Data records
━━━
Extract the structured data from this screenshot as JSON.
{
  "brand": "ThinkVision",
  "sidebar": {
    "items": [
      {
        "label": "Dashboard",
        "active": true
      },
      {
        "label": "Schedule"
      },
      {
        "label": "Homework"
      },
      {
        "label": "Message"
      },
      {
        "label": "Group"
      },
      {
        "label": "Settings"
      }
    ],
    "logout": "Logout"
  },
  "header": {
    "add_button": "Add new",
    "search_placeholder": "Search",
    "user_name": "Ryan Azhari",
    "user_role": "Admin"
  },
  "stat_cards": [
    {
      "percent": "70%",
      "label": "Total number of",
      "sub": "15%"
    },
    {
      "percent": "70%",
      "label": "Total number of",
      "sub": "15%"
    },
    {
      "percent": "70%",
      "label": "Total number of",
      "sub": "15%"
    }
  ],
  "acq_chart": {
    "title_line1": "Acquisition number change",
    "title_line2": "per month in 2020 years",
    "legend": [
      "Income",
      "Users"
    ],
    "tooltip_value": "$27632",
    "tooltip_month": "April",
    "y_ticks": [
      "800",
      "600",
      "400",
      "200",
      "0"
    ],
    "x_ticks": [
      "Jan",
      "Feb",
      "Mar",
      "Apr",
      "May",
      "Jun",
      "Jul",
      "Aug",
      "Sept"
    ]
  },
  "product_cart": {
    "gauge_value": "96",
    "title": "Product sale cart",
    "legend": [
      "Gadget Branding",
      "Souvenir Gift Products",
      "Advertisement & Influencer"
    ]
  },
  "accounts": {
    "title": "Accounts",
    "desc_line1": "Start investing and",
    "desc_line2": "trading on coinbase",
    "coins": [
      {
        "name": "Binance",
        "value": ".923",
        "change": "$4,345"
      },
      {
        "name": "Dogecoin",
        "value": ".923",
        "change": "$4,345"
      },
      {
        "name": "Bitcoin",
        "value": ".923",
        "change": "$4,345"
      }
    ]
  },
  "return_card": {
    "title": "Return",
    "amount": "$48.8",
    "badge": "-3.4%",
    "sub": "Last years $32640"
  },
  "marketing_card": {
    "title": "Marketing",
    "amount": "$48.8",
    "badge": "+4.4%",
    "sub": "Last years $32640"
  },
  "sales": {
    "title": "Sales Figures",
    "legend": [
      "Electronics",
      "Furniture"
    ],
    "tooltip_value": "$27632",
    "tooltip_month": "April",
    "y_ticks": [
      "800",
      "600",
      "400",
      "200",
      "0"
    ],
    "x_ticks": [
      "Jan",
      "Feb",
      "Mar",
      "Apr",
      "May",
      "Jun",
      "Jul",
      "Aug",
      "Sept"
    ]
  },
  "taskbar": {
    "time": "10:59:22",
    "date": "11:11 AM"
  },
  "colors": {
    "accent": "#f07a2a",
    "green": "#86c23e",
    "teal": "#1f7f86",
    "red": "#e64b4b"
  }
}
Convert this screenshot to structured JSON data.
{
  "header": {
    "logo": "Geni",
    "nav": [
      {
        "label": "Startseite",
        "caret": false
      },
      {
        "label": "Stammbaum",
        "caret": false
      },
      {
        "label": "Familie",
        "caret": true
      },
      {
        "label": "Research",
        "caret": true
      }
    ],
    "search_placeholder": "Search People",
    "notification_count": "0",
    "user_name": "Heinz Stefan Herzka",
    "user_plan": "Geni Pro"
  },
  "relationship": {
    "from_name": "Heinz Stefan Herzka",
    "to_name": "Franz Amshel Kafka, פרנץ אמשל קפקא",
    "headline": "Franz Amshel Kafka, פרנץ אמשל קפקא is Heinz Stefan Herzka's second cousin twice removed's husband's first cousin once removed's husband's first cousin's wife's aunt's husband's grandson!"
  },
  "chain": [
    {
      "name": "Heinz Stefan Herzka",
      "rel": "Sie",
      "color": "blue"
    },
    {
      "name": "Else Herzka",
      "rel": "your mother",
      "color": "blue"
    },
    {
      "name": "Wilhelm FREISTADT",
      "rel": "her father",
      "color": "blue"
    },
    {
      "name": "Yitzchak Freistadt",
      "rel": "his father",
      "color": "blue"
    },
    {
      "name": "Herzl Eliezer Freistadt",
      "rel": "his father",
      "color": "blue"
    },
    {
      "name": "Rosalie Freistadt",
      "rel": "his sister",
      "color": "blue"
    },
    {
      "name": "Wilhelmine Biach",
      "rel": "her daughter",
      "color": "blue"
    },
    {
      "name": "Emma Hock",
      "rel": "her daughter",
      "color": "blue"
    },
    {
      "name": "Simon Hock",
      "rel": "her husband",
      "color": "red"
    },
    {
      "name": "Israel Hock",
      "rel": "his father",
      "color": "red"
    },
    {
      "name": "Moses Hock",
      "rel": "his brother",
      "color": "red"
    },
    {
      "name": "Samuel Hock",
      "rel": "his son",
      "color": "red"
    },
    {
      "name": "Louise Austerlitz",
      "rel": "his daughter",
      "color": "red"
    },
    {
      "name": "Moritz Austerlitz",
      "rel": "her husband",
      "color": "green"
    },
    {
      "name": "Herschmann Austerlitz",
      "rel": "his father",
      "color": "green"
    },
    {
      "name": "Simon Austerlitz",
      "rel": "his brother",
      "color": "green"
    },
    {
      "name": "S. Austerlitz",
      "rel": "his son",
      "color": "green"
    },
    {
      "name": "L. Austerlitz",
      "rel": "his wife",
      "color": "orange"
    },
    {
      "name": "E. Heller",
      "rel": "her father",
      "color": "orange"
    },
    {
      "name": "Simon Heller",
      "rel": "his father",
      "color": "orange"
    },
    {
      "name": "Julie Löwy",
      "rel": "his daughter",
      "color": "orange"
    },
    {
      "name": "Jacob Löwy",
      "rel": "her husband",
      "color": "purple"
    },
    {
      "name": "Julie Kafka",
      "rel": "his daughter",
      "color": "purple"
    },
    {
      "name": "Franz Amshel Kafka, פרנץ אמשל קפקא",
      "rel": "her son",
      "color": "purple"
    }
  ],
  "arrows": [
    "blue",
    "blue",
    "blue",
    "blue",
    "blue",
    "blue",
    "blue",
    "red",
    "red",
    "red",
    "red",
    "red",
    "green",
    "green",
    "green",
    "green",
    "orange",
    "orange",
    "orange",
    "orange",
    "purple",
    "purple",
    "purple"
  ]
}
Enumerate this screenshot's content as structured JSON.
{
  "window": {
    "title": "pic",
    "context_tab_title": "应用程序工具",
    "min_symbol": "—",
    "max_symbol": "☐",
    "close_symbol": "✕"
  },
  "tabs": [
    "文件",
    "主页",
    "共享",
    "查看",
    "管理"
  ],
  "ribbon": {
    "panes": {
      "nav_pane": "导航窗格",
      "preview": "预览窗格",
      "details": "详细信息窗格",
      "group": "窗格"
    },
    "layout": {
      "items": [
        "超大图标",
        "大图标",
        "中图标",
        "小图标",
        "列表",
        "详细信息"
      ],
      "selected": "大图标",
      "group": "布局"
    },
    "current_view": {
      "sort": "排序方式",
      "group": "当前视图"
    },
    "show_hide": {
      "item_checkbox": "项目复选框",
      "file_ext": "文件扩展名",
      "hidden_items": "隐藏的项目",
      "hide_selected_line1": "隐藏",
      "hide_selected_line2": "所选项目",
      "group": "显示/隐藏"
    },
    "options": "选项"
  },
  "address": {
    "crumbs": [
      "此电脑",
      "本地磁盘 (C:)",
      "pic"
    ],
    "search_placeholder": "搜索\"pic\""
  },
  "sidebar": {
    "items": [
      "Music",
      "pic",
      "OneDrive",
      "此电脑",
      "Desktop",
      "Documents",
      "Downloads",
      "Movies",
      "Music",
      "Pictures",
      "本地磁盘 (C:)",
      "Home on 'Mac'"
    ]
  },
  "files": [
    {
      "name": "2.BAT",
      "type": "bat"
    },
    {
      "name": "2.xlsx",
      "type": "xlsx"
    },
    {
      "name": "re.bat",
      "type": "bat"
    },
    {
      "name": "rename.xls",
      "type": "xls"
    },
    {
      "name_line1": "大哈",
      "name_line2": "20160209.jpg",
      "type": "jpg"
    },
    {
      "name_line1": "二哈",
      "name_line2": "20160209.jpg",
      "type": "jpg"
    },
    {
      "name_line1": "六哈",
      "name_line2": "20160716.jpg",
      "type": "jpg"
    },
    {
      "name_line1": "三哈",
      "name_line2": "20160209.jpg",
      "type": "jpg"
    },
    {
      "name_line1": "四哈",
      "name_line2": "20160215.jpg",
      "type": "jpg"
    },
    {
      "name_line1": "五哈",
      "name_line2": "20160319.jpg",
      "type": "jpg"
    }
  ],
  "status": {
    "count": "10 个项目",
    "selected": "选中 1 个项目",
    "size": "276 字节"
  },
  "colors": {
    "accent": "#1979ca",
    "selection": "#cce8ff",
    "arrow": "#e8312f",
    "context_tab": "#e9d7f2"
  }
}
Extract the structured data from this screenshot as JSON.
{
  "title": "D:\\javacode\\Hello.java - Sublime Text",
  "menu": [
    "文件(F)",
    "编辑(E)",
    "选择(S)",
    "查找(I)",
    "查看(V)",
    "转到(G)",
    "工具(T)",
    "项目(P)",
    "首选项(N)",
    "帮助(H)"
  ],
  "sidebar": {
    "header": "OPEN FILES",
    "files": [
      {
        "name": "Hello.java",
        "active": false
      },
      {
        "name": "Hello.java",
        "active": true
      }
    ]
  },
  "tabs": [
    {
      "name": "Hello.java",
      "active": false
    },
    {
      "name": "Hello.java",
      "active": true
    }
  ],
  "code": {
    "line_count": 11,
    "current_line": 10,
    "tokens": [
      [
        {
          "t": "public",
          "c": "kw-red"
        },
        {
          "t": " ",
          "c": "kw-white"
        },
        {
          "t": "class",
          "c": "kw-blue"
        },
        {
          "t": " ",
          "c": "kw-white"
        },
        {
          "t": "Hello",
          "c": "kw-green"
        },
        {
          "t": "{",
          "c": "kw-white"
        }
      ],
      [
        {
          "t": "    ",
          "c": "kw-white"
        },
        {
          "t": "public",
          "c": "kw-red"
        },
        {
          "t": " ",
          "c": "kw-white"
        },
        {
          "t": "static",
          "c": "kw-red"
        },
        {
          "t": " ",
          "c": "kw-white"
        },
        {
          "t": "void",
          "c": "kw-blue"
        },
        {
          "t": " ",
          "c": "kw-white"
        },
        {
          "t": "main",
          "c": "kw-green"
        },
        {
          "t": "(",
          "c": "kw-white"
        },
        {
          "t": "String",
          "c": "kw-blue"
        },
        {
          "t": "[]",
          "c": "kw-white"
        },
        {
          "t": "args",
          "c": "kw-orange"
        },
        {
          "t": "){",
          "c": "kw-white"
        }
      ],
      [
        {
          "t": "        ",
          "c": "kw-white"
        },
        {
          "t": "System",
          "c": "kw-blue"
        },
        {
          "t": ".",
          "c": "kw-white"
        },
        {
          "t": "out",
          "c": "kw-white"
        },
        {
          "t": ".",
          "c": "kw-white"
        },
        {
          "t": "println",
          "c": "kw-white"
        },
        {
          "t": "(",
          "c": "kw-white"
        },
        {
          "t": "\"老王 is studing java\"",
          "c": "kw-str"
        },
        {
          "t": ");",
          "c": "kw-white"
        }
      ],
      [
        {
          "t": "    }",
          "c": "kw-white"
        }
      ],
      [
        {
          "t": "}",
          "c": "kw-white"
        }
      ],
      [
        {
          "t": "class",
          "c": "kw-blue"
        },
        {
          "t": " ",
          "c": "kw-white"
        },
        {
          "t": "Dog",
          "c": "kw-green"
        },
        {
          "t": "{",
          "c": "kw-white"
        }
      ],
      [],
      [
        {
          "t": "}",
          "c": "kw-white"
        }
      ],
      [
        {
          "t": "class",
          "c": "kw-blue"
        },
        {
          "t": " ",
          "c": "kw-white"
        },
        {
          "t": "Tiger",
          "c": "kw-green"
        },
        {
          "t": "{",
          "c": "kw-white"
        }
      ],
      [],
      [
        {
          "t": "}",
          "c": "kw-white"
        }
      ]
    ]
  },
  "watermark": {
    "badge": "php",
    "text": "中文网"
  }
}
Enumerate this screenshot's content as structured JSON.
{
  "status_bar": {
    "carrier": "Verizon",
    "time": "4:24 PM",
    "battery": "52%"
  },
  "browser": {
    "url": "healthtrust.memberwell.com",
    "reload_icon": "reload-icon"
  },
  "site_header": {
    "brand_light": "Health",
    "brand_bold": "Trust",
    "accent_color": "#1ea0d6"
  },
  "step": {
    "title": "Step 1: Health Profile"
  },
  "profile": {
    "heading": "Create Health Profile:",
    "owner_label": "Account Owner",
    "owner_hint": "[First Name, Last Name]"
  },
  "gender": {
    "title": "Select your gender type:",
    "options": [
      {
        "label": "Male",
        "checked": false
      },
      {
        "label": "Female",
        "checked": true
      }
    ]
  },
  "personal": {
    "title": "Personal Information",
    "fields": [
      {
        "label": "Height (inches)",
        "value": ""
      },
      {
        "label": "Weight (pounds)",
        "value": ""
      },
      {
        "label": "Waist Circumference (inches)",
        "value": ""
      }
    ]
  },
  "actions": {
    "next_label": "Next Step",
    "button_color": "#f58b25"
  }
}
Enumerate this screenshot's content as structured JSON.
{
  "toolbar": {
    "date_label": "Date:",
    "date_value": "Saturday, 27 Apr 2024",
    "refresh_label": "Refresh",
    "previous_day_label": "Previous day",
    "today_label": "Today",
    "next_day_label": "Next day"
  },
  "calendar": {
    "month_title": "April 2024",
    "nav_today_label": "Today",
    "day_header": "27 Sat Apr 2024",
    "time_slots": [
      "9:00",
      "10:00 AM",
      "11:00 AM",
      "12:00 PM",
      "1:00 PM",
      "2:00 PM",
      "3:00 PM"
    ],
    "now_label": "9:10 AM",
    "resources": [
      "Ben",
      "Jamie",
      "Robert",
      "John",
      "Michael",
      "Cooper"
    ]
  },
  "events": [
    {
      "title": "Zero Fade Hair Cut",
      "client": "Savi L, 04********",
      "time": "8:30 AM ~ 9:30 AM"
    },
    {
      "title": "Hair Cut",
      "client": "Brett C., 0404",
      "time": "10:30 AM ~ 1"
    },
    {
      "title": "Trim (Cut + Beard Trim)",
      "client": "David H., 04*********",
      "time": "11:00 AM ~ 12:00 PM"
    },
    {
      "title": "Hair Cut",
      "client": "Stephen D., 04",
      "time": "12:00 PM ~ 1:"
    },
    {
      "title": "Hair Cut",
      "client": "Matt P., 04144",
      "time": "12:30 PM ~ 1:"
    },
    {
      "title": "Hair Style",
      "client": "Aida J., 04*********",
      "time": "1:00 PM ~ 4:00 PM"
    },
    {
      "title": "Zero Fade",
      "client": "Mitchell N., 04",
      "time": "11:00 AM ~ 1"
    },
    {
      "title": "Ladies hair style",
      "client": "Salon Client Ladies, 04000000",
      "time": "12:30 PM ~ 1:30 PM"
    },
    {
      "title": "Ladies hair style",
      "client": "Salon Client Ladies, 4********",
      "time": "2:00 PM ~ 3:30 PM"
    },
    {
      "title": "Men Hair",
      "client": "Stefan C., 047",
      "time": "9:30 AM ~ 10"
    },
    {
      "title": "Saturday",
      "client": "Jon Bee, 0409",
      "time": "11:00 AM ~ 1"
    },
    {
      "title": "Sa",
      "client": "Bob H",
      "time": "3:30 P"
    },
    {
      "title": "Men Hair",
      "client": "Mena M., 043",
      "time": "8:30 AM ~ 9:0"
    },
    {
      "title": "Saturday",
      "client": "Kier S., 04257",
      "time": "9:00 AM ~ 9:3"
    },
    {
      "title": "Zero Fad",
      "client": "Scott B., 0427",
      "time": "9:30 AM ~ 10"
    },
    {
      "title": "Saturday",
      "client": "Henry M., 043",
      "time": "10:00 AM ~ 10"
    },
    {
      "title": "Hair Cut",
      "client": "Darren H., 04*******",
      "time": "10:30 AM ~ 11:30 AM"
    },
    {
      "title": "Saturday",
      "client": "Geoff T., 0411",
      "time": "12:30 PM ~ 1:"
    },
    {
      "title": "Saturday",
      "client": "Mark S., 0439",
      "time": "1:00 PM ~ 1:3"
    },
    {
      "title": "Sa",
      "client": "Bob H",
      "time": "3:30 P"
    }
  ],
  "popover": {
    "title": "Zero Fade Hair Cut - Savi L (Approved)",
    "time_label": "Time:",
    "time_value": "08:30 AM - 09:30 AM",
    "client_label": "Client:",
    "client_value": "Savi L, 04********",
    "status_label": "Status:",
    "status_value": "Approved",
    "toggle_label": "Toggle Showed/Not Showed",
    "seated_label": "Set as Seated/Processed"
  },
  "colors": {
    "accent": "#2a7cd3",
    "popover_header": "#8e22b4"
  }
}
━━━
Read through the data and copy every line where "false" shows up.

■ Your response:
        "caret": false
        "caret": false
        "active": false
      "active": false
        "checked": false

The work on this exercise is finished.